In another life, I was a Registered General Nurse.
Areas of counselling I deal with
- Affairs and betrayals
- Anger management
- Anorexia nervosa
- Antisocial personality disorder
- Asperger's syndrome
- Attachment disorder
- Attachment disorder in children
- Avoidant personality disorder
- Behaviour problems
- Binge-eating disorder
- Bipolar disorder
- Body dysmorphic disorder
- Borderline personality disorder
- Bulimia nervosa
- Career counselling
- Carer support
- Child related issues
- Childhood bereavement
- Childhood bullying
- Children’s learning difficulties
- Chronic fatigue syndrome/ME
- Dependent personality disorder
- Depression and anxiety in children
- Domestic violence
- Drug addiction
- Eating disorders
- Emotional abuse
- Family issues
- Gender dysphoria
- Generalised anxiety disorder
- Hearing voices
- Histrionic personality disorder
- Internet addiction
- Learning difficulties
- Low self-confidence
- Low self-esteem
- Narcissistic personality disorder
- Obsessive compulsive disorder (OCD)
- Obsessive-compulsive personality disorder
- Panic attacks
- Paranoid personality disorder
- Passive aggressive behaviour
- Personality disorders
- Physical abuse
- Post-traumatic stress disorder (PTSD)
- Postnatal depression
- Pregnancy and birth
- Relationship problems
- Schizoid personality disorder
- Schizotypal personality disorder
- Seasonal affective disorder (SAD)
- Separation and divorce
- Separation anxiety
- Sex addiction
- Sex problems
- Sexual abuse
- Suicidal thoughts
- Work-related stress
- Young carers
Photos & videos
The initial individual consultation is charged at £55.00, which takes 60-90 minutes.
Individual psychotherapy sessions are charged at £50.00 per 60 minutes session.
The initial couple consultation is charged at £65.00, which takes 60-90 minutes.
Couple sessions are charged at £75.00 per session.
EMDR psychotherapy sessions are charged at £75.00 per session.
Payment should be made by cash or cheque at the end of each session.
Please note a full 24 hours notice is required for cancelled appointments otherwise, the full fee is payable.
For specialized work, please get in touch, though please be aware that there may be travel expenses incurred depending upon the venue for treatment.

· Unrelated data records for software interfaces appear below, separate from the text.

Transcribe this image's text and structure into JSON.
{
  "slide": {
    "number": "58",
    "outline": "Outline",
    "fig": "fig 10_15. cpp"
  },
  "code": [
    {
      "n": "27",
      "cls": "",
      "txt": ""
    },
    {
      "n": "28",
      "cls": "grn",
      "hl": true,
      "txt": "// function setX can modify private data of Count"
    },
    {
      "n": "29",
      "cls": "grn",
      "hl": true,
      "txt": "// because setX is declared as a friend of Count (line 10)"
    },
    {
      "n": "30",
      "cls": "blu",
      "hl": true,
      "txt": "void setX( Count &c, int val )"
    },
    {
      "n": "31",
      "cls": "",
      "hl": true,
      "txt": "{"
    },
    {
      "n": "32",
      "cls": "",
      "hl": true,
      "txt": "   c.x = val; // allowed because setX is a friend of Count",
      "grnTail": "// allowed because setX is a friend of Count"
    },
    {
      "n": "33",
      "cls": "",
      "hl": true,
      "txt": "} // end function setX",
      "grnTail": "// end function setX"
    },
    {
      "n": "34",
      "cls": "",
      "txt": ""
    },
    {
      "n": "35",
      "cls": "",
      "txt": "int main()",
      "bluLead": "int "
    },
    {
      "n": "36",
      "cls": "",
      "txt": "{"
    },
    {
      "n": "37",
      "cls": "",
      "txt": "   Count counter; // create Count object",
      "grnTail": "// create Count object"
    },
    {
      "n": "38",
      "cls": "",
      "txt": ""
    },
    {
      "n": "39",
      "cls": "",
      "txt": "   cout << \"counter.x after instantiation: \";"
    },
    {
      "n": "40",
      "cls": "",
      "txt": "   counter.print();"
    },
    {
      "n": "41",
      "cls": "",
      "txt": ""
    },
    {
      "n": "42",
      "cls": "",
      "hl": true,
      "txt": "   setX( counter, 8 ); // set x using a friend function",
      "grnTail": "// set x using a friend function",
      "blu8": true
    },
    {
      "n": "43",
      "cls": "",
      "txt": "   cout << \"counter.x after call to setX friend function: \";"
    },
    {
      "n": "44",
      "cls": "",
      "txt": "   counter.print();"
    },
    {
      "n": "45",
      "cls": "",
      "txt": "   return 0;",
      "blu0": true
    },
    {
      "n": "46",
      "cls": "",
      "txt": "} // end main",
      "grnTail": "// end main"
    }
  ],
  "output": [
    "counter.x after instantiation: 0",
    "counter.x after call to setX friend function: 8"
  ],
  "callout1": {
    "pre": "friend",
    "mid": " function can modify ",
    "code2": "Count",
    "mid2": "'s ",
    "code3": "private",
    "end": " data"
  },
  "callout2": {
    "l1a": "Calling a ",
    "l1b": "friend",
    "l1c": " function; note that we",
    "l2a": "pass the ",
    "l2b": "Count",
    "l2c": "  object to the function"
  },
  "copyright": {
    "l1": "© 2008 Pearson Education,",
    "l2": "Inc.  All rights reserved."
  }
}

The Health and Care Professions Council of Great Britain
All practising Art Psychotherapists/therapists must be registered with the Health and Care Professions Council (HCPC). The HCPC has been set up in the UK to help protect the general public when seeking advice and treatment from a health professional.
I am Registered with the HCPC, a full member of the British Association of Art Therapy (BAAT) a member of EMDR Association, UK & Ireland and hold a current DBS certificate.
I attend regular supervision, peer groups and workshops to keep up to date with current developments in both Art Therapy and EMDR.
To check therapists' HCPC registration please visit: http://www.hpc-uk.org
Maps & Directions
Type of session
|Face to face counselling:||Yes|
Wednesdays 10 am - 8 pm, Thursdays 10 am - 8 pm.
Intensive daily therapy is an option. Please contact me for further information.
Types of client